◆ **TASK DESCRIPTION**
Nothing may be left out, so copy every entry exactly.

◆ **RECORDS SHOWN**
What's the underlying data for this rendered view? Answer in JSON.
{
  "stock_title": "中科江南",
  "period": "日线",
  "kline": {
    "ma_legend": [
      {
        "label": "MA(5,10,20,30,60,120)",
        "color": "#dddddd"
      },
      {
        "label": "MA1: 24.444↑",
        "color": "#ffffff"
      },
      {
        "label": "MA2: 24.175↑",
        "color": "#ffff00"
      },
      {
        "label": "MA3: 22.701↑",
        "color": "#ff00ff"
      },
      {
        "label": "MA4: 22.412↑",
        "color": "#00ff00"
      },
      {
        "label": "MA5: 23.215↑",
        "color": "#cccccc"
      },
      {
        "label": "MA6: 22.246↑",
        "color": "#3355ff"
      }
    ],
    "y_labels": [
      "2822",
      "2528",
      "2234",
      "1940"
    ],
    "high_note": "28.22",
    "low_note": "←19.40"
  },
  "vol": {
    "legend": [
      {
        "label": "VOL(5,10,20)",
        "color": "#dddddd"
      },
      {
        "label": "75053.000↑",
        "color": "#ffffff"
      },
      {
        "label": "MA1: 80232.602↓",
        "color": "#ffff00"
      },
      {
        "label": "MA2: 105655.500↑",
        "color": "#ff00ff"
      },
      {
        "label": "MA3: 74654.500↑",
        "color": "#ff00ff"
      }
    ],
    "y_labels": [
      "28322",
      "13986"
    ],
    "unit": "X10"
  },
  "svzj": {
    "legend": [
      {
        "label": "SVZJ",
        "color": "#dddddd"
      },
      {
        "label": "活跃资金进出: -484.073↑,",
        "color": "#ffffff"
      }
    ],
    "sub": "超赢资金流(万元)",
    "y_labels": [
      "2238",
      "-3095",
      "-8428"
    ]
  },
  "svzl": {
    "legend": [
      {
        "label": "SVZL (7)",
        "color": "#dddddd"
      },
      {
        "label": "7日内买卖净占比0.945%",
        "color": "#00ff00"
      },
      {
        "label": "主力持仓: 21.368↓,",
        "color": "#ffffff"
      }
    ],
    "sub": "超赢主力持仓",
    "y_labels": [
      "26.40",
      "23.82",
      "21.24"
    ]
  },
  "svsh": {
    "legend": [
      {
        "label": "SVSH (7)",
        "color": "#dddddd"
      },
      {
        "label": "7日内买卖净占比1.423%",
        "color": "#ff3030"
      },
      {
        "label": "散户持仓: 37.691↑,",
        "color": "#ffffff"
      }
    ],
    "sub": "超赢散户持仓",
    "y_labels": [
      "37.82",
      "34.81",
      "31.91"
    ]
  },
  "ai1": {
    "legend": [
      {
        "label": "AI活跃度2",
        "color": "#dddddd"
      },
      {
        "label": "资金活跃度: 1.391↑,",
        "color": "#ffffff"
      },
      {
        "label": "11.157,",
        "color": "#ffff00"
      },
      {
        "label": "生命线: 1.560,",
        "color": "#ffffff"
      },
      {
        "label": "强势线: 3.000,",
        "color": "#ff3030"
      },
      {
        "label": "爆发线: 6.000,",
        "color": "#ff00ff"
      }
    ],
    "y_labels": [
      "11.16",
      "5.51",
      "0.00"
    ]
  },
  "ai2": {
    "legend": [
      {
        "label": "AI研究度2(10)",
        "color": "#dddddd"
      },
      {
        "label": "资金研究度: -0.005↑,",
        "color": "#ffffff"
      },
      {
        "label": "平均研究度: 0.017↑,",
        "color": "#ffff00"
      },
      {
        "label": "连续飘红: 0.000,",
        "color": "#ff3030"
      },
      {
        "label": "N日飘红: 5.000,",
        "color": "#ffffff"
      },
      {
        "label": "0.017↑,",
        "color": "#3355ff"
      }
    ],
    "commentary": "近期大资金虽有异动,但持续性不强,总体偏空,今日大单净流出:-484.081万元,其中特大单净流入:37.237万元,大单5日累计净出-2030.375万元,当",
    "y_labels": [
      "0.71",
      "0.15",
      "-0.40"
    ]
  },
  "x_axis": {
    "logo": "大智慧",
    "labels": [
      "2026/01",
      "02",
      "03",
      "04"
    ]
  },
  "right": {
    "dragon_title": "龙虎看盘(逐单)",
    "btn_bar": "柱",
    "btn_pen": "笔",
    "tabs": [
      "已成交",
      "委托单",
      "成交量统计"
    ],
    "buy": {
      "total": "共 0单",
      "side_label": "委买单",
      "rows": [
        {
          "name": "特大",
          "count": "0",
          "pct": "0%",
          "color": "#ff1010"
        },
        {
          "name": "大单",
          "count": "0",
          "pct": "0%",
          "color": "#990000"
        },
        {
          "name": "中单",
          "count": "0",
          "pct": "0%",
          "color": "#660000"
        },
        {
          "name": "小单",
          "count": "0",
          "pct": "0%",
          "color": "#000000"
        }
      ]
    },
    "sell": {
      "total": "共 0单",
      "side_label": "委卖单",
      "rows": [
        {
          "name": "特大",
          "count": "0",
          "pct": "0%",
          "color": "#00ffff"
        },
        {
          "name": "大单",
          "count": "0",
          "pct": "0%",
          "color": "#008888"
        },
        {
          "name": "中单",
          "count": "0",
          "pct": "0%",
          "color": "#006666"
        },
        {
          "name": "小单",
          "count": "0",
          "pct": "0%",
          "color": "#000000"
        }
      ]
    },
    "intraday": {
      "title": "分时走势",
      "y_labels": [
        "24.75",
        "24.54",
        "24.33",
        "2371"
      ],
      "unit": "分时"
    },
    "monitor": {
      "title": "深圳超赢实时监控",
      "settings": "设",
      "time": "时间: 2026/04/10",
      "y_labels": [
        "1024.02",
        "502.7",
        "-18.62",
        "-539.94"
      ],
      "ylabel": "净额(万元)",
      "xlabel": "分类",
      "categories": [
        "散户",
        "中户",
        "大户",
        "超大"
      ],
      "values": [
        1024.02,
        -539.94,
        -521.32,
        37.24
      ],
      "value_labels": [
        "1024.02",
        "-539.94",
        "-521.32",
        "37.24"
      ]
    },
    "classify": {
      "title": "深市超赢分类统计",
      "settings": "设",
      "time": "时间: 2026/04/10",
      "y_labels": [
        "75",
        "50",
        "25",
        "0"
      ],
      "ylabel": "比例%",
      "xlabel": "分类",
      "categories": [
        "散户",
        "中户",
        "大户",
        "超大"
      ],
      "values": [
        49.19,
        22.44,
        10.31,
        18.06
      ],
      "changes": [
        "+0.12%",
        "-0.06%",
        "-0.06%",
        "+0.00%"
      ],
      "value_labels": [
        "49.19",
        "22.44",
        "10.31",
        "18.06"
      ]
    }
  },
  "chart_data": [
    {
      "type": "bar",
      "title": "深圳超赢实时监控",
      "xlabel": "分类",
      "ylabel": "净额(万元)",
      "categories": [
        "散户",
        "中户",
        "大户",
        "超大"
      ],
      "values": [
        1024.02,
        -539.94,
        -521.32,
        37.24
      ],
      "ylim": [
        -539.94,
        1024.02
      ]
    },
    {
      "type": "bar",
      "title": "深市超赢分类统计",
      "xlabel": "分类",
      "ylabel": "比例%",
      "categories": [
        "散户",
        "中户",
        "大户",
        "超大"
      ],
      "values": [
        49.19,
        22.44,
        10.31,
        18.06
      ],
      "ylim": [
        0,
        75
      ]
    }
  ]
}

◆ **PROBLEM SOLUTION**
What's the underlying data for this rendered view? Answer in JSON.
{
  "stock_title": "中科江南",
  "period": "日线",
  "kline": {
    "ma_legend": [
      {
        "label": "MA(5,10,20,30,60,120)",
        "color": "#dddddd"
      },
      {
        "label": "MA1: 24.444↑",
        "color": "#ffffff"
      },
      {
        "label": "MA2: 24.175↑",
        "color": "#ffff00"
      },
      {
        "label": "MA3: 22.701↑",
        "color": "#ff00ff"
      },
      {
        "label": "MA4: 22.412↑",
        "color": "#00ff00"
      },
      {
        "label": "MA5: 23.215↑",
        "color": "#cccccc"
      },
      {
        "label": "MA6: 22.246↑",
        "color": "#3355ff"
      }
    ],
    "y_labels": [
      "2822",
      "2528",
      "2234",
      "1940"
    ],
    "high_note": "28.22",
    "low_note": "←19.40"
  },
  "vol": {
    "legend": [
      {
        "label": "VOL(5,10,20)",
        "color": "#dddddd"
      },
      {
        "label": "75053.000↑",
        "color": "#ffffff"
      },
      {
        "label": "MA1: 80232.602↓",
        "color": "#ffff00"
      },
      {
        "label": "MA2: 105655.500↑",
        "color": "#ff00ff"
      },
      {
        "label": "MA3: 74654.500↑",
        "color": "#ff00ff"
      }
    ],
    "y_labels": [
      "28322",
      "13986"
    ],
    "unit": "X10"
  },
  "svzj": {
    "legend": [
      {
        "label": "SVZJ",
        "color": "#dddddd"
      },
      {
        "label": "活跃资金进出: -484.073↑,",
        "color": "#ffffff"
      }
    ],
    "sub": "超赢资金流(万元)",
    "y_labels": [
      "2238",
      "-3095",
      "-8428"
    ]
  },
  "svzl": {
    "legend": [
      {
        "label": "SVZL (7)",
        "color": "#dddddd"
      },
      {
        "label": "7日内买卖净占比0.945%",
        "color": "#00ff00"
      },
      {
        "label": "主力持仓: 21.368↓,",
        "color": "#ffffff"
      }
    ],
    "sub": "超赢主力持仓",
    "y_labels": [
      "26.40",
      "23.82",
      "21.24"
    ]
  },
  "svsh": {
    "legend": [
      {
        "label": "SVSH (7)",
        "color": "#dddddd"
      },
      {
        "label": "7日内买卖净占比1.423%",
        "color": "#ff3030"
      },
      {
        "label": "散户持仓: 37.691↑,",
        "color": "#ffffff"
      }
    ],
    "sub": "超赢散户持仓",
    "y_labels": [
      "37.82",
      "34.81",
      "31.91"
    ]
  },
  "ai1": {
    "legend": [
      {
        "label": "AI活跃度2",
        "color": "#dddddd"
      },
      {
        "label": "资金活跃度: 1.391↑,",
        "color": "#ffffff"
      },
      {
        "label": "11.157,",
        "color": "#ffff00"
      },
      {
        "label": "生命线: 1.560,",
        "color": "#ffffff"
      },
      {
        "label": "强势线: 3.000,",
        "color": "#ff3030"
      },
      {
        "label": "爆发线: 6.000,",
        "color": "#ff00ff"
      }
    ],
    "y_labels": [
      "11.16",
      "5.51",
      "0.00"
    ]
  },
  "ai2": {
    "legend": [
      {
        "label": "AI研究度2(10)",
        "color": "#dddddd"
      },
      {
        "label": "资金研究度: -0.005↑,",
        "color": "#ffffff"
      },
      {
        "label": "平均研究度: 0.017↑,",
        "color": "#ffff00"
      },
      {
        "label": "连续飘红: 0.000,",
        "color": "#ff3030"
      },
      {
        "label": "N日飘红: 5.000,",
        "color": "#ffffff"
      },
      {
        "label": "0.017↑,",
        "color": "#3355ff"
      }
    ],
    "commentary": "近期大资金虽有异动,但持续性不强,总体偏空,今日大单净流出:-484.081万元,其中特大单净流入:37.237万元,大单5日累计净出-2030.375万元,当",
    "y_labels": [
      "0.71",
      "0.15",
      "-0.40"
    ]
  },
  "x_axis": {
    "logo": "大智慧",
    "labels": [
      "2026/01",
      "02",
      "03",
      "04"
    ]
  },
  "right": {
    "dragon_title": "龙虎看盘(逐单)",
    "btn_bar": "柱",
    "btn_pen": "笔",
    "tabs": [
      "已成交",
      "委托单",
      "成交量统计"
    ],
    "buy": {
      "total": "共 0单",
      "side_label": "委买单",
      "rows": [
        {
          "name": "特大",
          "count": "0",
          "pct": "0%",
          "color": "#ff1010"
        },
        {
          "name": "大单",
          "count": "0",
          "pct": "0%",
          "color": "#990000"
        },
        {
          "name": "中单",
          "count": "0",
          "pct": "0%",
          "color": "#660000"
        },
        {
          "name": "小单",
          "count": "0",
          "pct": "0%",
          "color": "#000000"
        }
      ]
    },
    "sell": {
      "total": "共 0单",
      "side_label": "委卖单",
      "rows": [
        {
          "name": "特大",
          "count": "0",
          "pct": "0%",
          "color": "#00ffff"
        },
        {
          "name": "大单",
          "count": "0",
          "pct": "0%",
          "color": "#008888"
        },
        {
          "name": "中单",
          "count": "0",
          "pct": "0%",
          "color": "#006666"
        },
        {
          "name": "小单",
          "count": "0",
          "pct": "0%",
          "color": "#000000"
        }
      ]
    },
    "intraday": {
      "title": "分时走势",
      "y_labels": [
        "24.75",
        "24.54",
        "24.33",
        "2371"
      ],
      "unit": "分时"
    },
    "monitor": {
      "title": "深圳超赢实时监控",
      "settings": "设",
      "time": "时间: 2026/04/10",
      "y_labels": [
        "1024.02",
        "502.7",
        "-18.62",
        "-539.94"
      ],
      "ylabel": "净额(万元)",
      "xlabel": "分类",
      "categories": [
        "散户",
        "中户",
        "大户",
        "超大"
      ],
      "values": [
        1024.02,
        -539.94,
        -521.32,
        37.24
      ],
      "value_labels": [
        "1024.02",
        "-539.94",
        "-521.32",
        "37.24"
      ]
    },
    "classify": {
      "title": "深市超赢分类统计",
      "settings": "设",
      "time": "时间: 2026/04/10",
      "y_labels": [
        "75",
        "50",
        "25",
        "0"
      ],
      "ylabel": "比例%",
      "xlabel": "分类",
      "categories": [
        "散户",
        "中户",
        "大户",
        "超大"
      ],
      "values": [
        49.19,
        22.44,
        10.31,
        18.06
      ],
      "changes": [
        "+0.12%",
        "-0.06%",
        "-0.06%",
        "+0.00%"
      ],
      "value_labels": [
        "49.19",
        "22.44",
        "10.31",
        "18.06"
      ]
    }
  },
  "chart_data": [
    {
      "type": "bar",
      "title": "深圳超赢实时监控",
      "xlabel": "分类",
      "ylabel": "净额(万元)",
      "categories": [
        "散户",
        "中户",
        "大户",
        "超大"
      ],
      "values": [
        1024.02,
        -539.94,
        -521.32,
        37.24
      ],
      "ylim": [
        -539.94,
        1024.02
      ]
    },
    {
      "type": "bar",
      "title": "深市超赢分类统计",
      "xlabel": "分类",
      "ylabel": "比例%",
      "categories": [
        "散户",
        "中户",
        "大户",
        "超大"
      ],
      "values": [
        49.19,
        22.44,
        10.31,
        18.06
      ],
      "ylim": [
        0,
        75
      ]
    }
  ]
}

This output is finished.